The United States from the beginning has been a culturally diverse society. This cultural diversity is usually defined in terms of ethnicity, race, and language — although there are other elements that are also important. Except for the indigenous groups that already resided in various part of the U.S. territory, most people living in the country can trace our background to an immigrant group from nearly every corner of the world!

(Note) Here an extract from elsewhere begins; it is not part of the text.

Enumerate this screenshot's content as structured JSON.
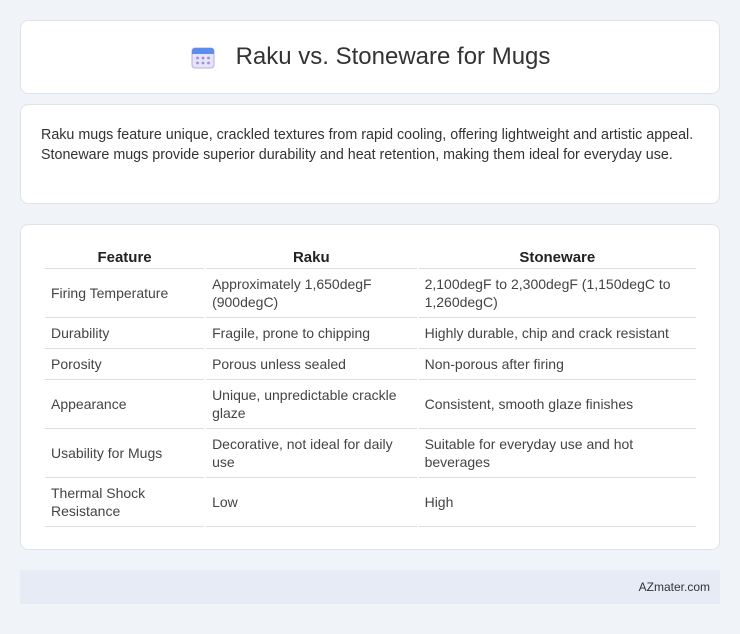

Catholicism in the U.S. deeply shares in this experience of being culturally diverse. In previous centuries most Catholics in the country came from European countries. This did not mean that they all did things the same way or agreed on every aspect when practicing their faith. Just read any book about the tensions among Catholics in national parishes! Unity for these Catholics did not come from a sense of uniformity but one of fidelity to Jesus Christ, his Gospel, the Church, and the Tradition. As the children of Catholic immigrants became more integrated into the larger society, language stopped being a major marker of identity. However, cultural diversity continued to be a factor given regional differences. Also, race and ethnicity remained important for African-American, Asian-American, Hispanic, and Native-American Catholics. In the 1950s more than eighty percent of U.S. Catholics shared a mostly Euro-American background. In the second part of the twentieth century this dramatically changed.